*What is expected*: Return all lines in the data where the string "العمل" can be found.

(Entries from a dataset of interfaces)
☆ ☆ ☆

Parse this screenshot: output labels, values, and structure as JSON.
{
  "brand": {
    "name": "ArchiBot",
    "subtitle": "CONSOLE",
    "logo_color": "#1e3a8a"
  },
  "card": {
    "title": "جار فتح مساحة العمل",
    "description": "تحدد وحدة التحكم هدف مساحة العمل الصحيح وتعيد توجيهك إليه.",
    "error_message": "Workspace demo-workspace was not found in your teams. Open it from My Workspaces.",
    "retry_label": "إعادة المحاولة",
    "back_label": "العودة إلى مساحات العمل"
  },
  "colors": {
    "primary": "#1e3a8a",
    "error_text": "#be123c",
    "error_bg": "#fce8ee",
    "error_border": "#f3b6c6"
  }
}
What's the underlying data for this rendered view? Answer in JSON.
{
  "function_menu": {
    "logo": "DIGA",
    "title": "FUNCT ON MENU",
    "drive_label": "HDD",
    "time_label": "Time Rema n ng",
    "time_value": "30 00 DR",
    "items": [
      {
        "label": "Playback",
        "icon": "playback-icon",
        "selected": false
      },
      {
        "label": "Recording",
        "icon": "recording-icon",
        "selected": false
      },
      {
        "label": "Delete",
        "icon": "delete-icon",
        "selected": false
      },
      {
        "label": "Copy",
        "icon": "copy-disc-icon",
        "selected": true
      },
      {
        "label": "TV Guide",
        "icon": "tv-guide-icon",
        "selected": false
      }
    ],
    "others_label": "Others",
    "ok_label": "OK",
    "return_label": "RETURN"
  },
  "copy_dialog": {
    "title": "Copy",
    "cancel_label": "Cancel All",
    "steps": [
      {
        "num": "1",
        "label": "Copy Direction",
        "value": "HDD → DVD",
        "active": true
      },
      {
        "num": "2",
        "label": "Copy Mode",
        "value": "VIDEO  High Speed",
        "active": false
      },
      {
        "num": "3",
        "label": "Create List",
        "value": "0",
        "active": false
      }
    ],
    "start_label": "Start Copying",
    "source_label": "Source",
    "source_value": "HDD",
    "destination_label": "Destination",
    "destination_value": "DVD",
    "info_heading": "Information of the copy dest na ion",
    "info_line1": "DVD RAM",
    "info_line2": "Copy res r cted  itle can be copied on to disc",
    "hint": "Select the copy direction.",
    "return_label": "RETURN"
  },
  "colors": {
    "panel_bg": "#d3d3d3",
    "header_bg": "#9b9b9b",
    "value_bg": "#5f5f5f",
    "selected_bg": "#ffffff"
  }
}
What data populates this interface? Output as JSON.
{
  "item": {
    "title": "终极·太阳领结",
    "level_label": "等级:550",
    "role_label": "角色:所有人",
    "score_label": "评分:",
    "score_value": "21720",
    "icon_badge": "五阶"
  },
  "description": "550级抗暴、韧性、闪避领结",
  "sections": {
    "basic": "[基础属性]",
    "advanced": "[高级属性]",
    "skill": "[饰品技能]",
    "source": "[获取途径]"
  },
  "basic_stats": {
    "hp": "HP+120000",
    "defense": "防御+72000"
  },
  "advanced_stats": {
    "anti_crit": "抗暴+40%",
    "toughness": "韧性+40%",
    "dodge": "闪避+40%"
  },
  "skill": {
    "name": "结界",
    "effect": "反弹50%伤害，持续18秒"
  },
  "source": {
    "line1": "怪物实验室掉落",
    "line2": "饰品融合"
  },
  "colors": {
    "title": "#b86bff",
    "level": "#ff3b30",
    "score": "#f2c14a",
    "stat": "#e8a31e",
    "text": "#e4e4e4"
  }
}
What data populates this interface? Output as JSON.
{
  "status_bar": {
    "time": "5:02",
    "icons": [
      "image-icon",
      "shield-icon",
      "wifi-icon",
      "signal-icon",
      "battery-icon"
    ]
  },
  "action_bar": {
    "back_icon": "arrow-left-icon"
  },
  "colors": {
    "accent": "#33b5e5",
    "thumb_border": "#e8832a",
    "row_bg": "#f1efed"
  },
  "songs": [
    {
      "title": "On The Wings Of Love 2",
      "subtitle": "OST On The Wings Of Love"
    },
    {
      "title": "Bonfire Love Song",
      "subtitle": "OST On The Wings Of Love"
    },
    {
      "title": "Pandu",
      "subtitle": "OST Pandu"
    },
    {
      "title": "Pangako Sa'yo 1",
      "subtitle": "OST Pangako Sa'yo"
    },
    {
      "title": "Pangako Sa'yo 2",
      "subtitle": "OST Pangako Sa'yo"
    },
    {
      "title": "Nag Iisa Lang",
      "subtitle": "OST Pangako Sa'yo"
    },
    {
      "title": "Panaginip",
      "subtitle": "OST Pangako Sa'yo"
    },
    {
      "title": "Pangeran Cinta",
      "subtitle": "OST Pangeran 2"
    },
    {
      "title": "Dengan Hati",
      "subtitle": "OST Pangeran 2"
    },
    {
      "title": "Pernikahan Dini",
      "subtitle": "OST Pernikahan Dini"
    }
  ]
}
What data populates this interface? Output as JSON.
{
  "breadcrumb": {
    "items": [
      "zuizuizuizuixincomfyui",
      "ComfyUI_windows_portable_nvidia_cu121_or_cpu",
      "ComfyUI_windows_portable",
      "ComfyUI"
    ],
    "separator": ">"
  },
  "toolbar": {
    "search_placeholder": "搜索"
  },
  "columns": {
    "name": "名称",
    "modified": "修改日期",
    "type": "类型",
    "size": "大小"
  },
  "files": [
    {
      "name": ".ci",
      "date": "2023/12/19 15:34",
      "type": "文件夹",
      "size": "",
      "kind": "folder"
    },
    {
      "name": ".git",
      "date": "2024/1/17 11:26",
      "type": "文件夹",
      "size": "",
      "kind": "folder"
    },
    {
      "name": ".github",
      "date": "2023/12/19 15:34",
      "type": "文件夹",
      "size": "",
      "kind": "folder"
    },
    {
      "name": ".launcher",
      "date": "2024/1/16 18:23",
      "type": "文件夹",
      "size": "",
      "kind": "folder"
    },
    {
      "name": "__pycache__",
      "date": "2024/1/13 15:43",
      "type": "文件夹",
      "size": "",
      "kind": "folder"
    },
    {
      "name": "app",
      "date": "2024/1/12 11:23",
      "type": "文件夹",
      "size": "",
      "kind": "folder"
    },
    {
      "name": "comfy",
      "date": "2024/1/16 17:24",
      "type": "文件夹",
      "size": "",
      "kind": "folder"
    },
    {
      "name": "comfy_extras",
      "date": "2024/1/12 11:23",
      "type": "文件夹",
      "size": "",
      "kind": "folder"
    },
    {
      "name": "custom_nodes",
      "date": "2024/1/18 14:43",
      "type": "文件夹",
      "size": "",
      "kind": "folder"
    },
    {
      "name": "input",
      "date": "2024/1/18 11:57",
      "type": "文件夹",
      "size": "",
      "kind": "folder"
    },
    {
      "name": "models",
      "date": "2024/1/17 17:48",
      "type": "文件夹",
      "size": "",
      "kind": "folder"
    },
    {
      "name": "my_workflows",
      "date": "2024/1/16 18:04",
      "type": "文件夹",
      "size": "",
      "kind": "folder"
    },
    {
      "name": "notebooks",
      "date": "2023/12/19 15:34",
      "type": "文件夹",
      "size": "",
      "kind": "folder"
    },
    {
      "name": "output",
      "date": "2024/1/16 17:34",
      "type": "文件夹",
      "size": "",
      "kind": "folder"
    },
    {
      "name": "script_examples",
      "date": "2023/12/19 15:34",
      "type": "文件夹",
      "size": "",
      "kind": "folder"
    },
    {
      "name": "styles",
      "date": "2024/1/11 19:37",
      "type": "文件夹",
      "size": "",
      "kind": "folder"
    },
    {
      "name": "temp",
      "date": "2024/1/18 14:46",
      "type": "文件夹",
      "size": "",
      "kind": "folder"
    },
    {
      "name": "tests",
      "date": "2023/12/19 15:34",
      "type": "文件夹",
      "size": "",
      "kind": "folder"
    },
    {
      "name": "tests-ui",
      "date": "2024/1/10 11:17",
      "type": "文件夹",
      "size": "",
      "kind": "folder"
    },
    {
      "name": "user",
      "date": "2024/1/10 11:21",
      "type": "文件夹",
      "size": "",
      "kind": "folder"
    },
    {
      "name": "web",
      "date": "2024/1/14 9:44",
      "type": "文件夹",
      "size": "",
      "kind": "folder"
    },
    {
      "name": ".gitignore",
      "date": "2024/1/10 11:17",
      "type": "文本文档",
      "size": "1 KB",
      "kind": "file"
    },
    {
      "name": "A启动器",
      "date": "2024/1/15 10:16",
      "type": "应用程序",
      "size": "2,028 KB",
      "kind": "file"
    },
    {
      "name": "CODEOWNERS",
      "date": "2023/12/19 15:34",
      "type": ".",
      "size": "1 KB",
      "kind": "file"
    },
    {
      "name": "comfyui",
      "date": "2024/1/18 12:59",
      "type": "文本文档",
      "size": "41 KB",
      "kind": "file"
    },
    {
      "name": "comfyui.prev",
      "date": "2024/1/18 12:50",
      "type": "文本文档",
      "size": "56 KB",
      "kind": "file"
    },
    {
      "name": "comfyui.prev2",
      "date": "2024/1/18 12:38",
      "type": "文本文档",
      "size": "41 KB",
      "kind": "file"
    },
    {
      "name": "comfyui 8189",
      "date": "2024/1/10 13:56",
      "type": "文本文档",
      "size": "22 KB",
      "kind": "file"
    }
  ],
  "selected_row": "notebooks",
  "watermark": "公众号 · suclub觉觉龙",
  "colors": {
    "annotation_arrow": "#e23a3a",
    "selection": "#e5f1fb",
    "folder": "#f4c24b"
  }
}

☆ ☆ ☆

*Response to this task*:
    "title": "جار فتح مساحة العمل",
    "description": "تحدد وحدة التحكم هدف مساحة العمل الصحيح وتعيد توجيهك إليه.",
    "back_label": "العودة إلى مساحات العمل"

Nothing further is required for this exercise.